**DESCRIPTION OF THE TASK**
Repeat every record exactly as written.

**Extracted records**
********
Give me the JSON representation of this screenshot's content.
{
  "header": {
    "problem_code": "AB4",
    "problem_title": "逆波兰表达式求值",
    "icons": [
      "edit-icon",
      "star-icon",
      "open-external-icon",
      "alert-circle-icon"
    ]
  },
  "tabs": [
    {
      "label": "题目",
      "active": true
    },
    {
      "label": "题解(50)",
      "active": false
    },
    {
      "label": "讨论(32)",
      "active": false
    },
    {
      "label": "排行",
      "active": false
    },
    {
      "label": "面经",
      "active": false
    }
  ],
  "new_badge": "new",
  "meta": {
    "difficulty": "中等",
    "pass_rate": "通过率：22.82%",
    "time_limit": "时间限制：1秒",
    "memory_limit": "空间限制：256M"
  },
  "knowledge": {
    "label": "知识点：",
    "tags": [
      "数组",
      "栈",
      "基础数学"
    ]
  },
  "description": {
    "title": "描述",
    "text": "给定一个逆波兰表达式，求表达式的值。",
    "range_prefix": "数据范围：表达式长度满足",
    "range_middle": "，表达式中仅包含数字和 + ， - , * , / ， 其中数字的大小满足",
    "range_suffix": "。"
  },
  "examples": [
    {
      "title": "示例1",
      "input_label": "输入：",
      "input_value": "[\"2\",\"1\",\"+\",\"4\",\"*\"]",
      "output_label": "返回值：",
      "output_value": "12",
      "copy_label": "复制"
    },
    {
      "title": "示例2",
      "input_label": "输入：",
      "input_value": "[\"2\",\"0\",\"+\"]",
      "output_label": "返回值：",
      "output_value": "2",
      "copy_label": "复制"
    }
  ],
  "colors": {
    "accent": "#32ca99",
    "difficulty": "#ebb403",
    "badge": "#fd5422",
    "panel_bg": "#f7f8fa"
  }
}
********
**SOLUTION TO THIS PROBLEM**
Give me the JSON representation of this screenshot's content.
{
  "header": {
    "problem_code": "AB4",
    "problem_title": "逆波兰表达式求值",
    "icons": [
      "edit-icon",
      "star-icon",
      "open-external-icon",
      "alert-circle-icon"
    ]
  },
  "tabs": [
    {
      "label": "题目",
      "active": true
    },
    {
      "label": "题解(50)",
      "active": false
    },
    {
      "label": "讨论(32)",
      "active": false
    },
    {
      "label": "排行",
      "active": false
    },
    {
      "label": "面经",
      "active": false
    }
  ],
  "new_badge": "new",
  "meta": {
    "difficulty": "中等",
    "pass_rate": "通过率：22.82%",
    "time_limit": "时间限制：1秒",
    "memory_limit": "空间限制：256M"
  },
  "knowledge": {
    "label": "知识点：",
    "tags": [
      "数组",
      "栈",
      "基础数学"
    ]
  },
  "description": {
    "title": "描述",
    "text": "给定一个逆波兰表达式，求表达式的值。",
    "range_prefix": "数据范围：表达式长度满足",
    "range_middle": "，表达式中仅包含数字和 + ， - , * , / ， 其中数字的大小满足",
    "range_suffix": "。"
  },
  "examples": [
    {
      "title": "示例1",
      "input_label": "输入：",
      "input_value": "[\"2\",\"1\",\"+\",\"4\",\"*\"]",
      "output_label": "返回值：",
      "output_value": "12",
      "copy_label": "复制"
    },
    {
      "title": "示例2",
      "input_label": "输入：",
      "input_value": "[\"2\",\"0\",\"+\"]",
      "output_label": "返回值：",
      "output_value": "2",
      "copy_label": "复制"
    }
  ],
  "colors": {
    "accent": "#32ca99",
    "difficulty": "#ebb403",
    "badge": "#fd5422",
    "panel_bg": "#f7f8fa"
  }
}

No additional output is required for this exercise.